, as the alternate AjaxWebApplications
is too hard for now.
Version 126.96.36.199 is current and Windows users see GetItFirstFromHere
So where is 1.1, the intermediate release before 1.5?
Apparently, it was "renamed" 1.5.
Deer Park - version 1.5 beta news
See an article at http://www.earthtimes.org/articles/printstory.php?news=4002
Will have better support for AjaxWebApplications
due to BigBlue
(IBM) donated DHTML accessibility technology. See http://www.internetnews.com/xSP/article.php/3527341
Will have support for ScalableVectorGraphics
(Only SVG 1.1 subset supported. see http://weblogs.mozillazine.org/roc/archives/2005/08/svg_interoperation.html
I love FireFox
except for one really REALLY
annoying idiocy: when I use the touch-type-search the whole search box disappears after a few seconds and I have to constantly do Alt-E & F to get it back. Why the hell is auto-hide enabled by default and impossible to disable? Does anyone know a setting or extension to leave the search box up till explicitly closed?
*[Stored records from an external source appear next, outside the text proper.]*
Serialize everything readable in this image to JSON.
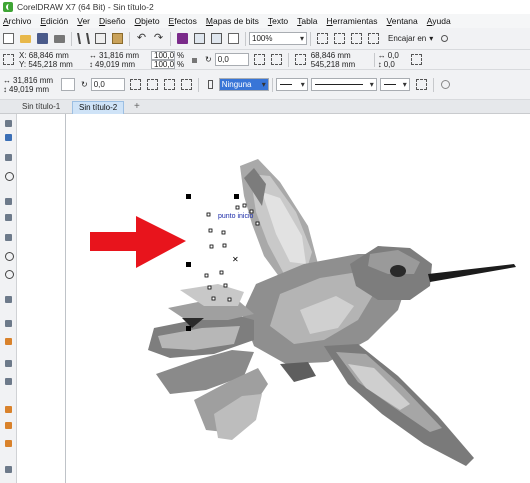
{
  "window": {
    "title": "CorelDRAW X7 (64 Bit) - Sin título-2"
  },
  "menu": [
    "Archivo",
    "Edición",
    "Ver",
    "Diseño",
    "Objeto",
    "Efectos",
    "Mapas de bits",
    "Texto",
    "Tabla",
    "Herramientas",
    "Ventana",
    "Ayuda"
  ],
  "toolbar1": {
    "zoom": "100%",
    "snap_label": "Encajar en"
  },
  "toolbar2": {
    "x": "X: 68,846 mm",
    "y": "Y: 545,218 mm",
    "w": "31,816 mm",
    "h": "49,019 mm",
    "scale_w": "100,0",
    "scale_h": "100,0",
    "pct": "%",
    "rotation": "0,0",
    "x2": "68,846 mm",
    "y2": "545,218 mm",
    "nudge1": "0,0",
    "nudge2": "0,0"
  },
  "toolbar3": {
    "w": "31,816 mm",
    "h": "49,019 mm",
    "rotation": "0,0",
    "fill": "Ninguna"
  },
  "tabs": [
    {
      "label": "Sin título-1",
      "active": false
    },
    {
      "label": "Sin título-2",
      "active": true
    }
  ],
  "canvas": {
    "node_label": "punto inicio"
  },
  "colors": {
    "accent_arrow": "#e8141c",
    "selection": "#3875d7"
  }
}
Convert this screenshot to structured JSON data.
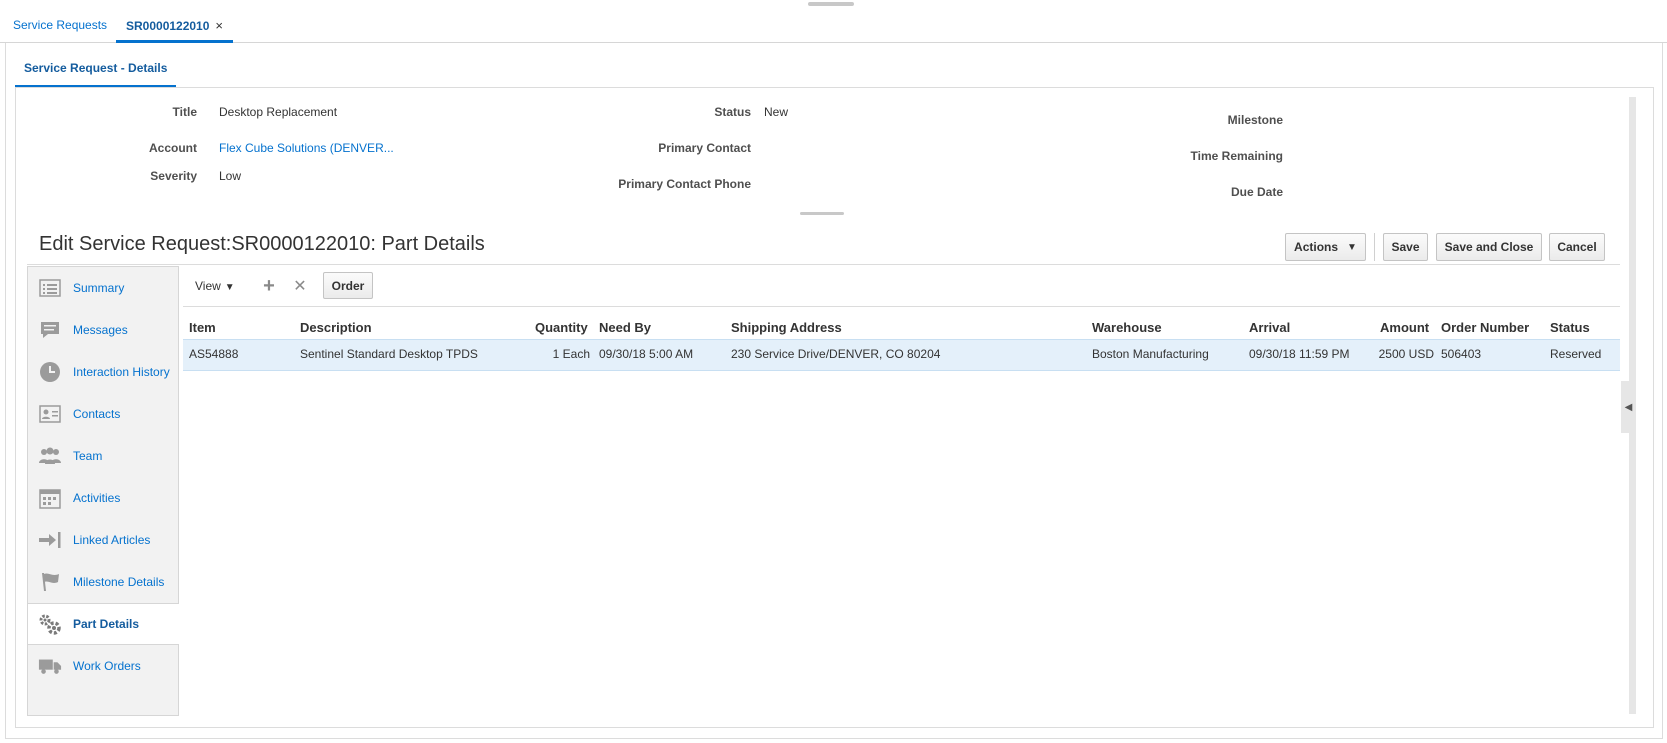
{
  "tabs": {
    "service_requests": "Service Requests",
    "active": "SR0000122010",
    "close_glyph": "×"
  },
  "subtab": "Service Request - Details",
  "header": {
    "title_label": "Title",
    "title_value": "Desktop Replacement",
    "account_label": "Account",
    "account_value": "Flex Cube Solutions (DENVER...",
    "severity_label": "Severity",
    "severity_value": "Low",
    "status_label": "Status",
    "status_value": "New",
    "primary_contact_label": "Primary Contact",
    "primary_contact_phone_label": "Primary Contact Phone",
    "milestone_label": "Milestone",
    "time_remaining_label": "Time Remaining",
    "due_date_label": "Due Date"
  },
  "page_title": "Edit Service Request:SR0000122010: Part Details",
  "actions": {
    "actions": "Actions",
    "caret": "▼",
    "save": "Save",
    "save_and_close": "Save and Close",
    "cancel": "Cancel"
  },
  "sidebar": {
    "items": [
      {
        "label": "Summary",
        "icon": "summary-icon"
      },
      {
        "label": "Messages",
        "icon": "messages-icon"
      },
      {
        "label": "Interaction History",
        "icon": "interaction-history-icon"
      },
      {
        "label": "Contacts",
        "icon": "contacts-icon"
      },
      {
        "label": "Team",
        "icon": "team-icon"
      },
      {
        "label": "Activities",
        "icon": "activities-icon"
      },
      {
        "label": "Linked Articles",
        "icon": "linked-articles-icon"
      },
      {
        "label": "Milestone Details",
        "icon": "milestone-icon"
      },
      {
        "label": "Part Details",
        "icon": "gears-icon",
        "active": true
      },
      {
        "label": "Work Orders",
        "icon": "truck-icon"
      }
    ]
  },
  "toolbar": {
    "view": "View",
    "caret": "▼",
    "add_glyph": "+",
    "remove_glyph": "✕",
    "order": "Order"
  },
  "table": {
    "headers": {
      "item": "Item",
      "description": "Description",
      "quantity": "Quantity",
      "need_by": "Need By",
      "shipping_address": "Shipping Address",
      "warehouse": "Warehouse",
      "arrival": "Arrival",
      "amount": "Amount",
      "order_number": "Order Number",
      "status": "Status"
    },
    "rows": [
      {
        "item": "AS54888",
        "description": "Sentinel Standard Desktop TPDS",
        "quantity": "1 Each",
        "need_by": "09/30/18 5:00 AM",
        "shipping_address": "230 Service Drive/DENVER, CO 80204",
        "warehouse": "Boston Manufacturing",
        "arrival": "09/30/18 11:59 PM",
        "amount": "2500 USD",
        "order_number": "506403",
        "status": "Reserved"
      }
    ]
  },
  "collapse_glyph": "◀",
  "colors": {
    "link": "#0572ce",
    "accent": "#0572ce",
    "selected_row": "#e4f0fa"
  }
}
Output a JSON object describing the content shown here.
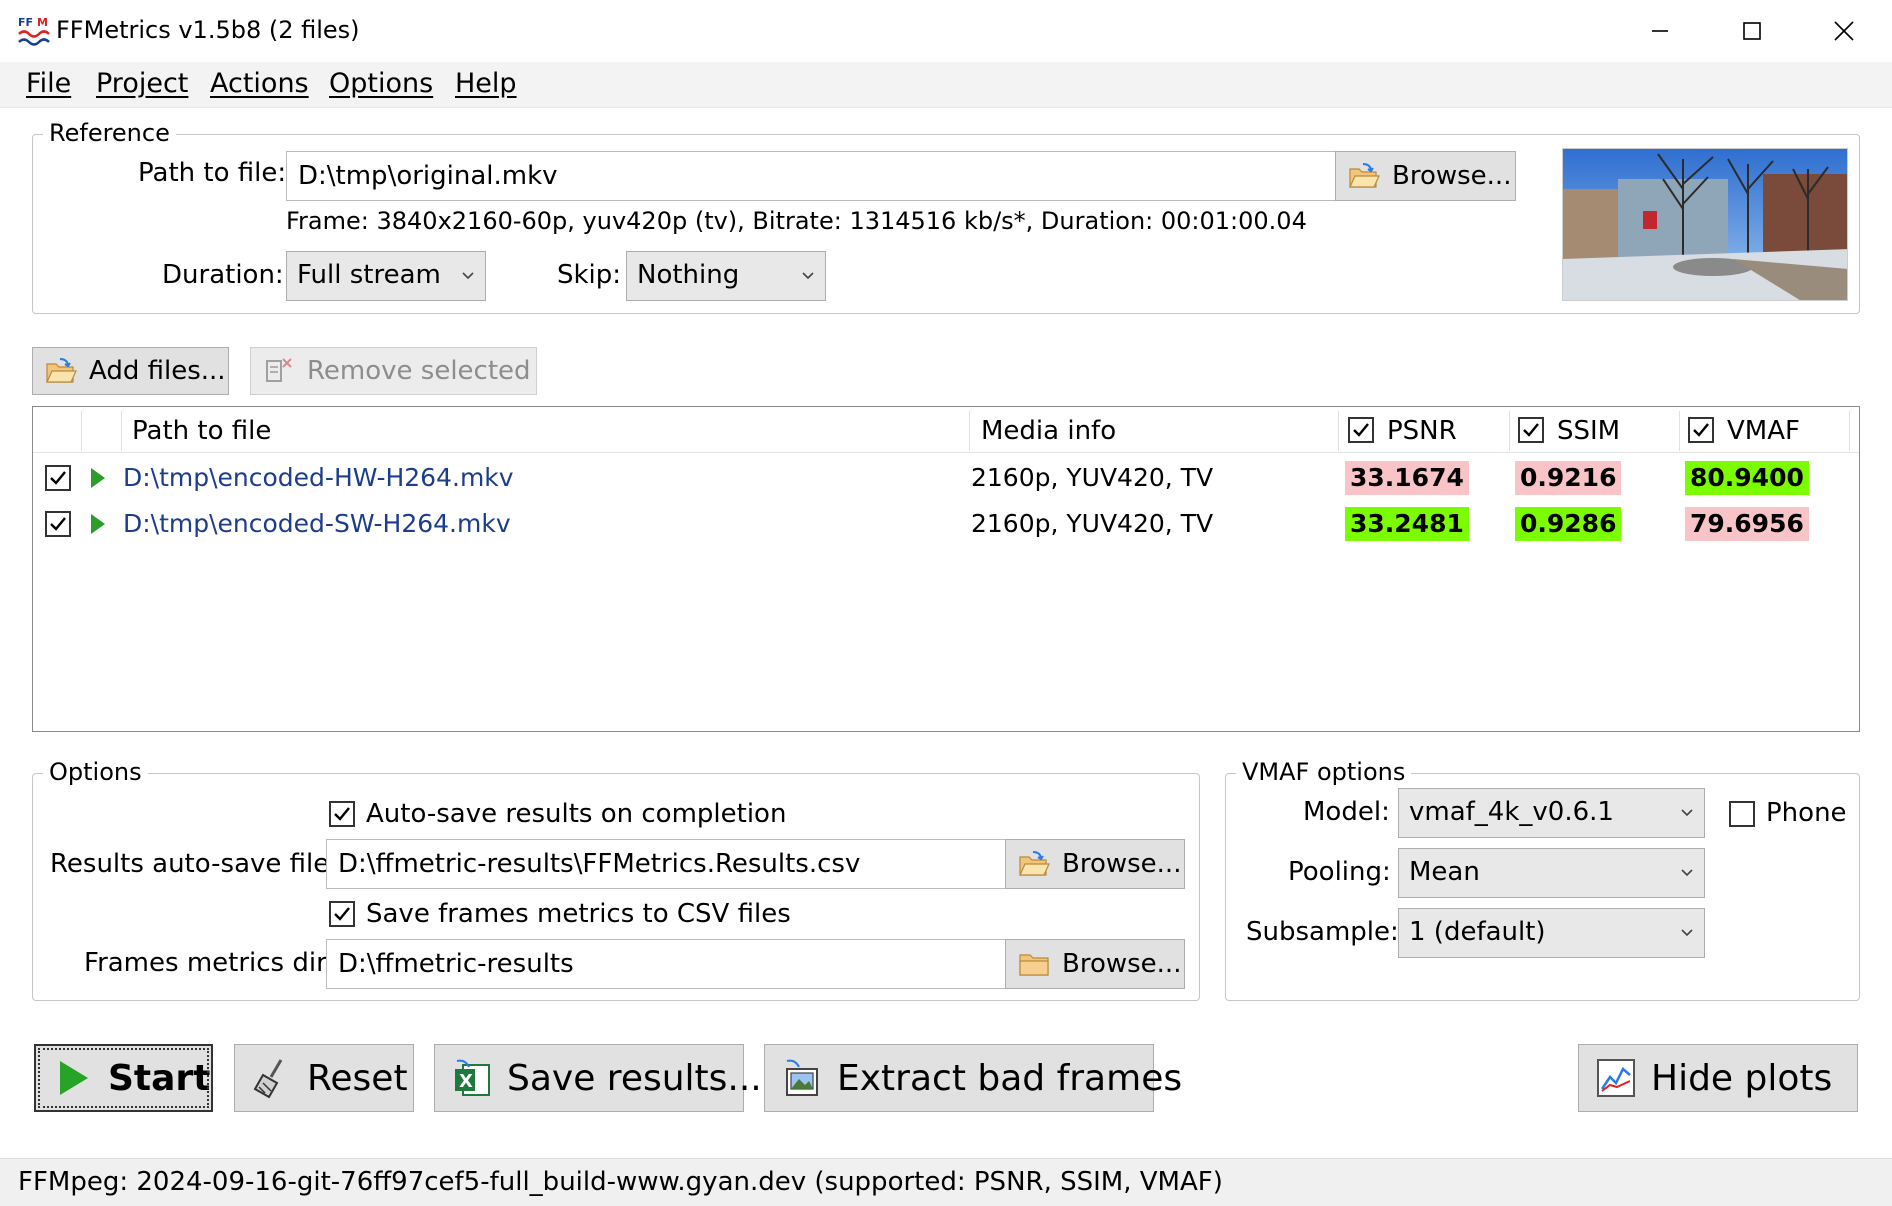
{
  "window": {
    "title": "FFMetrics v1.5b8 (2 files)",
    "minimize_glyph": "—",
    "icon": "ffm-app-icon"
  },
  "menu": [
    {
      "label": "File"
    },
    {
      "label": "Project"
    },
    {
      "label": "Actions"
    },
    {
      "label": "Options"
    },
    {
      "label": "Help"
    }
  ],
  "reference": {
    "legend": "Reference",
    "path_label": "Path to file:",
    "path_value": "D:\\tmp\\original.mkv",
    "browse_label": "Browse...",
    "frame_info": "Frame: 3840x2160-60p, yuv420p (tv), Bitrate: 1314516 kb/s*, Duration: 00:01:00.04",
    "duration_label": "Duration:",
    "duration_value": "Full stream",
    "skip_label": "Skip:",
    "skip_value": "Nothing"
  },
  "toolbar": {
    "add_files_label": "Add files...",
    "remove_selected_label": "Remove selected"
  },
  "file_list": {
    "columns": {
      "path": "Path to file",
      "media_info": "Media info",
      "psnr": "PSNR",
      "ssim": "SSIM",
      "vmaf": "VMAF"
    },
    "rows": [
      {
        "path": "D:\\tmp\\encoded-HW-H264.mkv",
        "media_info": "2160p, YUV420, TV",
        "psnr": "33.1674",
        "ssim": "0.9216",
        "vmaf": "80.9400"
      },
      {
        "path": "D:\\tmp\\encoded-SW-H264.mkv",
        "media_info": "2160p, YUV420, TV",
        "psnr": "33.2481",
        "ssim": "0.9286",
        "vmaf": "79.6956"
      }
    ],
    "colors": {
      "best": "#7cfc00",
      "worse": "#f8c4c8"
    }
  },
  "options": {
    "legend": "Options",
    "autosave_label": "Auto-save results on completion",
    "results_file_label": "Results auto-save file:",
    "results_file_value": "D:\\ffmetric-results\\FFMetrics.Results.csv",
    "browse_label": "Browse...",
    "save_frames_label": "Save frames metrics to CSV files",
    "frames_dir_label": "Frames metrics dir:",
    "frames_dir_value": "D:\\ffmetric-results"
  },
  "vmaf_options": {
    "legend": "VMAF options",
    "model_label": "Model:",
    "model_value": "vmaf_4k_v0.6.1",
    "phone_label": "Phone",
    "pooling_label": "Pooling:",
    "pooling_value": "Mean",
    "subsample_label": "Subsample:",
    "subsample_value": "1 (default)"
  },
  "actions": {
    "start_label": "Start",
    "reset_label": "Reset",
    "save_results_label": "Save results...",
    "extract_bad_frames_label": "Extract bad frames",
    "hide_plots_label": "Hide plots"
  },
  "status": {
    "text": "FFMpeg: 2024-09-16-git-76ff97cef5-full_build-www.gyan.dev (supported: PSNR, SSIM, VMAF)"
  }
}
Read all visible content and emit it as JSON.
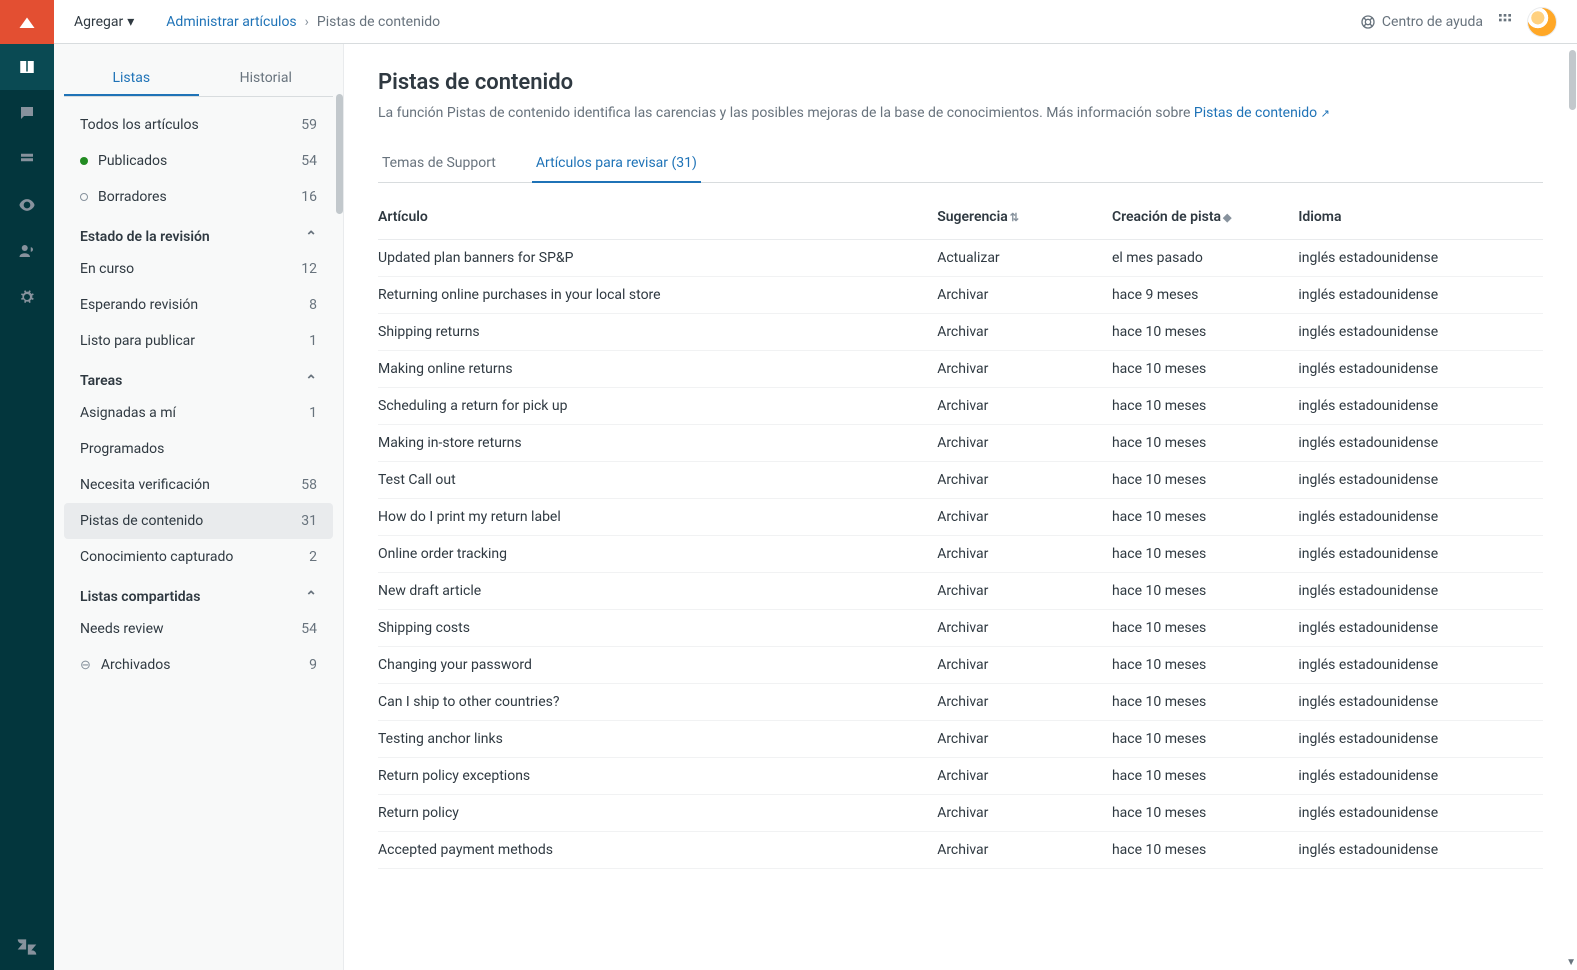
{
  "topbar": {
    "add_label": "Agregar",
    "breadcrumb_root": "Administrar artículos",
    "breadcrumb_current": "Pistas de contenido",
    "help_label": "Centro de ayuda"
  },
  "side_tabs": {
    "lists": "Listas",
    "history": "Historial"
  },
  "sidebar": {
    "all_articles": {
      "label": "Todos los artículos",
      "count": "59"
    },
    "published": {
      "label": "Publicados",
      "count": "54"
    },
    "drafts": {
      "label": "Borradores",
      "count": "16"
    },
    "section_review": "Estado de la revisión",
    "in_progress": {
      "label": "En curso",
      "count": "12"
    },
    "awaiting": {
      "label": "Esperando revisión",
      "count": "8"
    },
    "ready": {
      "label": "Listo para publicar",
      "count": "1"
    },
    "section_tasks": "Tareas",
    "assigned": {
      "label": "Asignadas a mí",
      "count": "1"
    },
    "scheduled": {
      "label": "Programados",
      "count": ""
    },
    "needs_verif": {
      "label": "Necesita verificación",
      "count": "58"
    },
    "content_cues": {
      "label": "Pistas de contenido",
      "count": "31"
    },
    "captured": {
      "label": "Conocimiento capturado",
      "count": "2"
    },
    "section_shared": "Listas compartidas",
    "needs_review": {
      "label": "Needs review",
      "count": "54"
    },
    "archived": {
      "label": "Archivados",
      "count": "9"
    }
  },
  "main": {
    "title": "Pistas de contenido",
    "description_prefix": "La función Pistas de contenido identifica las carencias y las posibles mejoras de la base de conocimientos. Más información sobre ",
    "description_link": "Pistas de contenido",
    "tab_support": "Temas de Support",
    "tab_review": "Artículos para revisar (31)",
    "columns": {
      "article": "Artículo",
      "suggestion": "Sugerencia",
      "created": "Creación de pista",
      "language": "Idioma"
    },
    "rows": [
      {
        "article": "Updated plan banners for SP&P",
        "suggestion": "Actualizar",
        "created": "el mes pasado",
        "language": "inglés estadounidense"
      },
      {
        "article": "Returning online purchases in your local store",
        "suggestion": "Archivar",
        "created": "hace 9 meses",
        "language": "inglés estadounidense"
      },
      {
        "article": "Shipping returns",
        "suggestion": "Archivar",
        "created": "hace 10 meses",
        "language": "inglés estadounidense"
      },
      {
        "article": "Making online returns",
        "suggestion": "Archivar",
        "created": "hace 10 meses",
        "language": "inglés estadounidense"
      },
      {
        "article": "Scheduling a return for pick up",
        "suggestion": "Archivar",
        "created": "hace 10 meses",
        "language": "inglés estadounidense"
      },
      {
        "article": "Making in-store returns",
        "suggestion": "Archivar",
        "created": "hace 10 meses",
        "language": "inglés estadounidense"
      },
      {
        "article": "Test Call out",
        "suggestion": "Archivar",
        "created": "hace 10 meses",
        "language": "inglés estadounidense"
      },
      {
        "article": "How do I print my return label",
        "suggestion": "Archivar",
        "created": "hace 10 meses",
        "language": "inglés estadounidense"
      },
      {
        "article": "Online order tracking",
        "suggestion": "Archivar",
        "created": "hace 10 meses",
        "language": "inglés estadounidense"
      },
      {
        "article": "New draft article",
        "suggestion": "Archivar",
        "created": "hace 10 meses",
        "language": "inglés estadounidense"
      },
      {
        "article": "Shipping costs",
        "suggestion": "Archivar",
        "created": "hace 10 meses",
        "language": "inglés estadounidense"
      },
      {
        "article": "Changing your password",
        "suggestion": "Archivar",
        "created": "hace 10 meses",
        "language": "inglés estadounidense"
      },
      {
        "article": "Can I ship to other countries?",
        "suggestion": "Archivar",
        "created": "hace 10 meses",
        "language": "inglés estadounidense"
      },
      {
        "article": "Testing anchor links",
        "suggestion": "Archivar",
        "created": "hace 10 meses",
        "language": "inglés estadounidense"
      },
      {
        "article": "Return policy exceptions",
        "suggestion": "Archivar",
        "created": "hace 10 meses",
        "language": "inglés estadounidense"
      },
      {
        "article": "Return policy",
        "suggestion": "Archivar",
        "created": "hace 10 meses",
        "language": "inglés estadounidense"
      },
      {
        "article": "Accepted payment methods",
        "suggestion": "Archivar",
        "created": "hace 10 meses",
        "language": "inglés estadounidense"
      }
    ]
  }
}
Install the Find Toolbar Tweaks addon. It replaces quickfind with something far more useful and also has the option you are talking about.
comes with a rather "dumb" spell-checker. It has trouble finding near matches. Yes, it's better than none, but frustrating because it seems it would be relatively easy to improve by using/adding old-fashioned SoundEx
matching to the suggestion list. Vowel differences that trip it up shouldn't. SoundEx
has been around almost as long as the Model-T.
Also, it stops working if the text area is too large. The size seems to oddly depend on the CPU speed. I've had the same browser version on different PC's and find the limit at different topic sizes, and the difference seems to be the speed of the PC's CPU.
UI Fiddling Rant
has been doing some stupid UI things
lately, since about version 22. First they made it so you cannot turn off tabbed browsing. You have to download an add-on to get non-tabs now. Then they made it not load certain sites, including youtube, without a message explaining why and/or giving you an override link. An icon on the upper left is supposed to indicate there's an issue, but the work-around was awkward. They've since fixed it, but originally tried to justify it via round-about explanation about a security risk. Fortunately, enough complaints introduced them to reality. Then they mucked with the Find bar (Ctrl-F). Some controls are on the far right, and others on the far left. Their explanation for spreading them out was something about preparing for a future newfangled GUI engine. Who cares about the damned future? Make the current
version work. FireFox
is being run by people on UI LSD. Anti-kudos for making IE look saner!
describes an "extra line-spacing" bug related to MozillaFirefox
For addons for building up a collection of web references see ZoTero
and for a MindMap
see VUE (VisualUnderstandingEnvironment